__What the task requires__: Without the images, repeat every line of the listing exactly.

__Given data__:
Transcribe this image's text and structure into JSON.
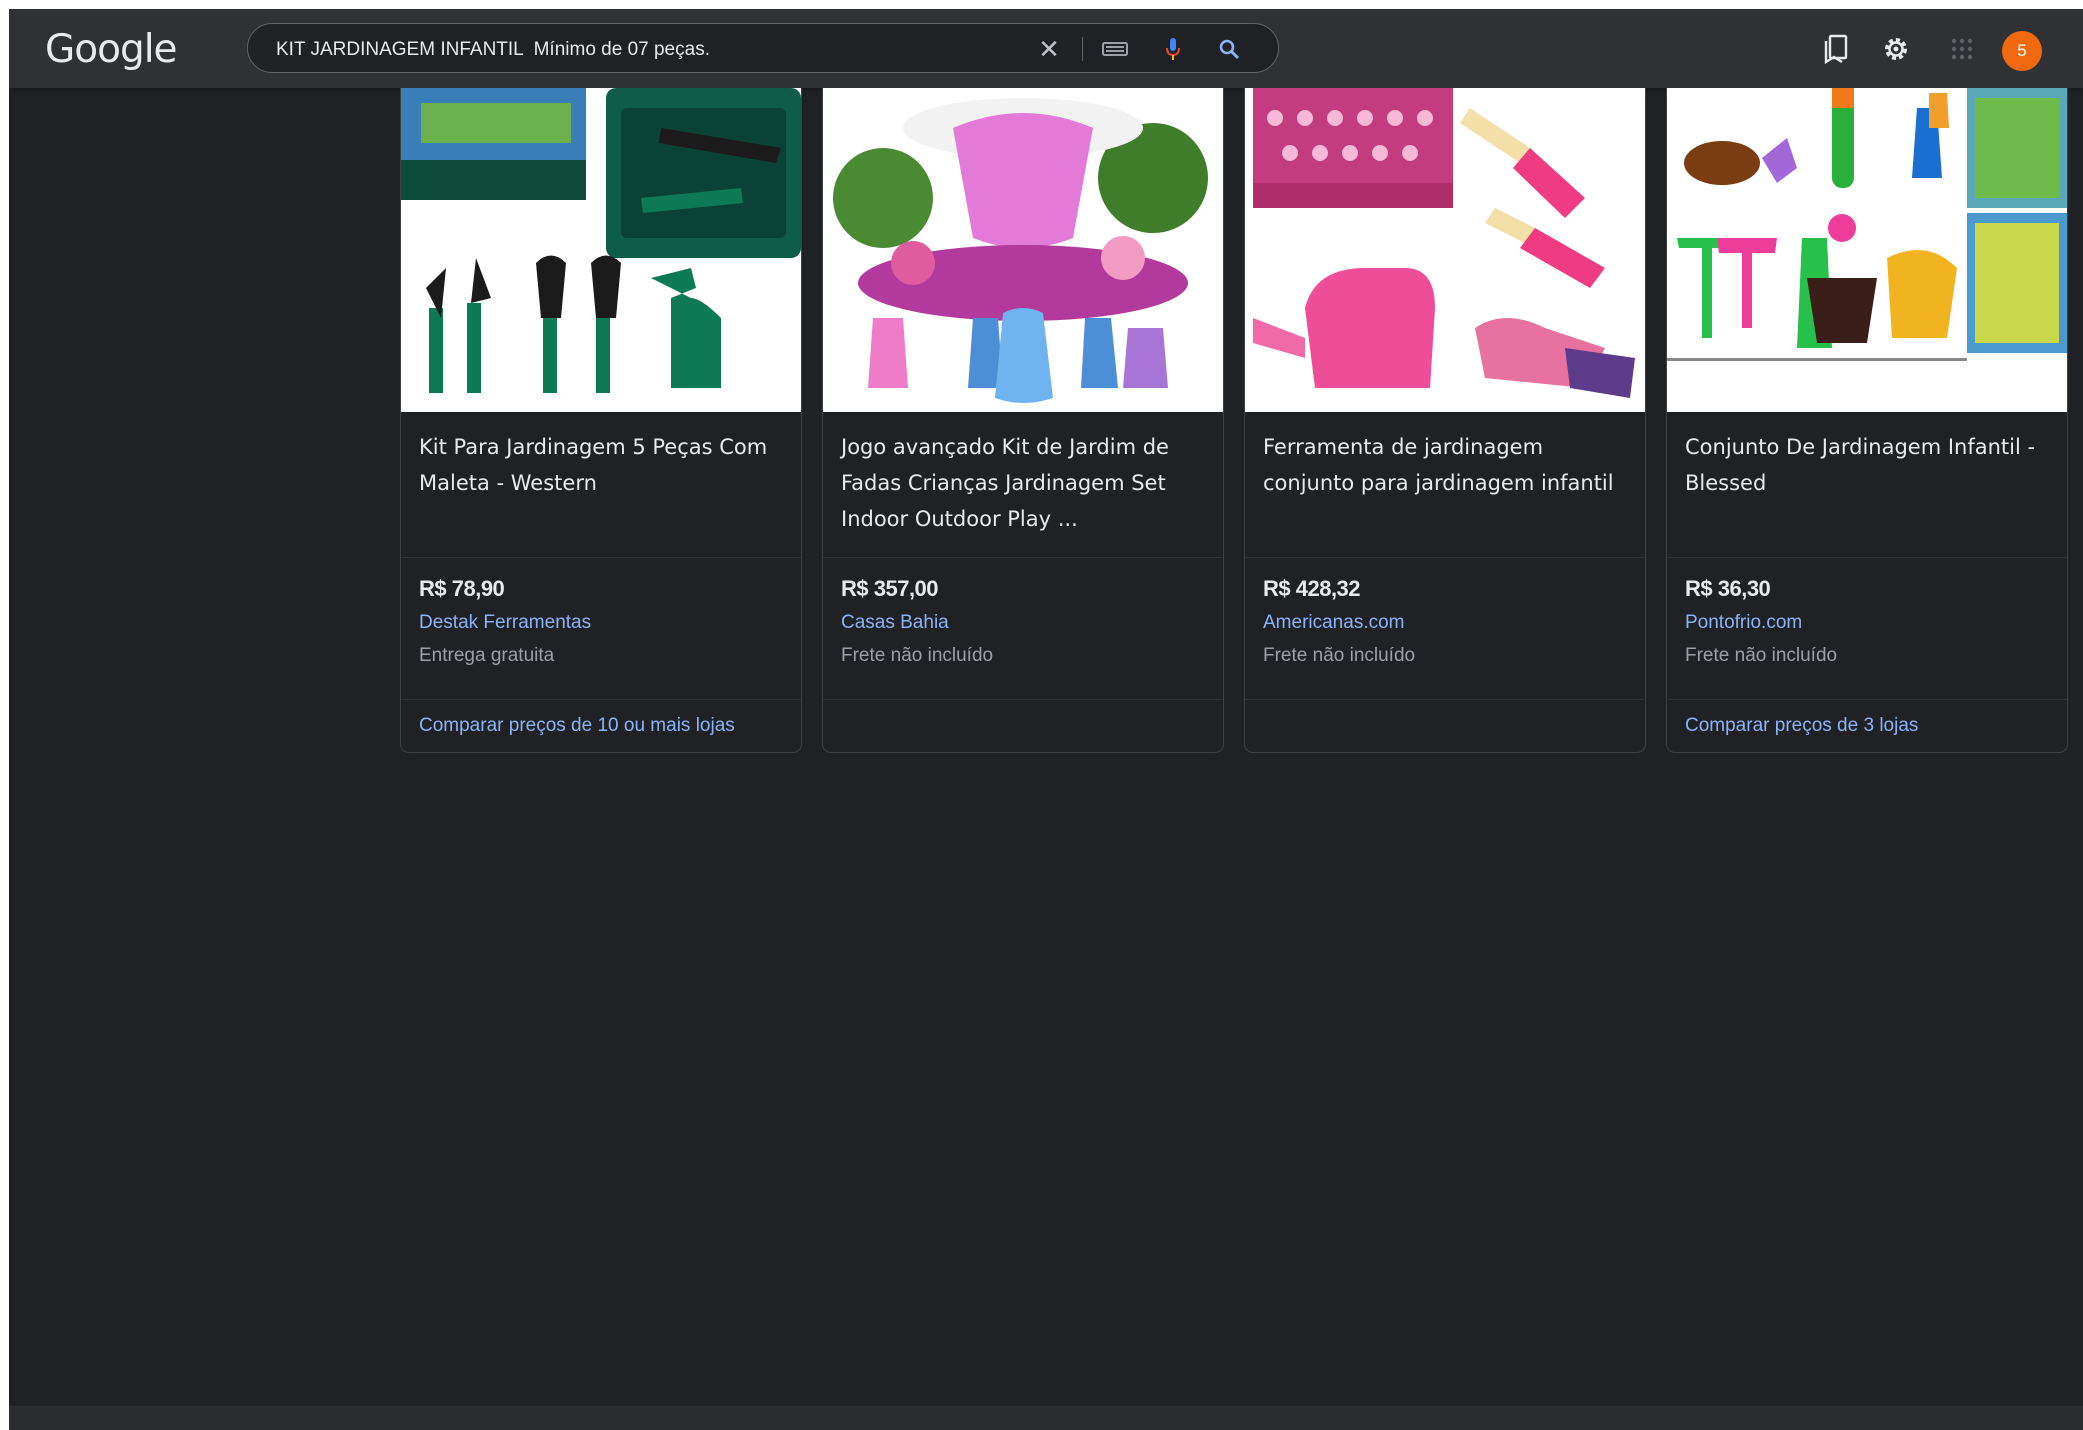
{
  "header": {
    "logo": "Google",
    "search_value": "KIT JARDINAGEM INFANTIL  Mínimo de 07 peças.",
    "avatar_letter": "5"
  },
  "colors": {
    "background": "#202124",
    "header": "#303134",
    "link": "#8ab4f8",
    "avatar": "#f0690f"
  },
  "icons": [
    "clear-icon",
    "keyboard-icon",
    "mic-icon",
    "search-icon",
    "saved-icon",
    "gear-icon",
    "apps-icon"
  ],
  "products": [
    {
      "title": "Kit Para Jardinagem 5 Peças Com Maleta - Western",
      "price": "R$ 78,90",
      "store": "Destak Ferramentas",
      "shipping": "Entrega gratuita",
      "compare": "Comparar preços de 10 ou mais lojas"
    },
    {
      "title": "Jogo avançado Kit de Jardim de Fadas Crianças Jardinagem Set Indoor Outdoor Play ...",
      "price": "R$ 357,00",
      "store": "Casas Bahia",
      "shipping": "Frete não incluído",
      "compare": ""
    },
    {
      "title": "Ferramenta de jardinagem conjunto para jardinagem infantil",
      "price": "R$ 428,32",
      "store": "Americanas.com",
      "shipping": "Frete não incluído",
      "compare": ""
    },
    {
      "title": "Conjunto De Jardinagem Infantil - Blessed",
      "price": "R$ 36,30",
      "store": "Pontofrio.com",
      "shipping": "Frete não incluído",
      "compare": "Comparar preços de 3 lojas"
    }
  ]
}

__Task response__:
Transcribe this image's text and structure into JSON.
{
  "header": {
    "logo": "Google",
    "search_value": "KIT JARDINAGEM INFANTIL  Mínimo de 07 peças.",
    "avatar_letter": "5"
  },
  "colors": {
    "background": "#202124",
    "header": "#303134",
    "link": "#8ab4f8",
    "avatar": "#f0690f"
  },
  "icons": [
    "clear-icon",
    "keyboard-icon",
    "mic-icon",
    "search-icon",
    "saved-icon",
    "gear-icon",
    "apps-icon"
  ],
  "products": [
    {
      "title": "Kit Para Jardinagem 5 Peças Com Maleta - Western",
      "price": "R$ 78,90",
      "store": "Destak Ferramentas",
      "shipping": "Entrega gratuita",
      "compare": "Comparar preços de 10 ou mais lojas"
    },
    {
      "title": "Jogo avançado Kit de Jardim de Fadas Crianças Jardinagem Set Indoor Outdoor Play ...",
      "price": "R$ 357,00",
      "store": "Casas Bahia",
      "shipping": "Frete não incluído",
      "compare": ""
    },
    {
      "title": "Ferramenta de jardinagem conjunto para jardinagem infantil",
      "price": "R$ 428,32",
      "store": "Americanas.com",
      "shipping": "Frete não incluído",
      "compare": ""
    },
    {
      "title": "Conjunto De Jardinagem Infantil - Blessed",
      "price": "R$ 36,30",
      "store": "Pontofrio.com",
      "shipping": "Frete não incluído",
      "compare": "Comparar preços de 3 lojas"
    }
  ]
}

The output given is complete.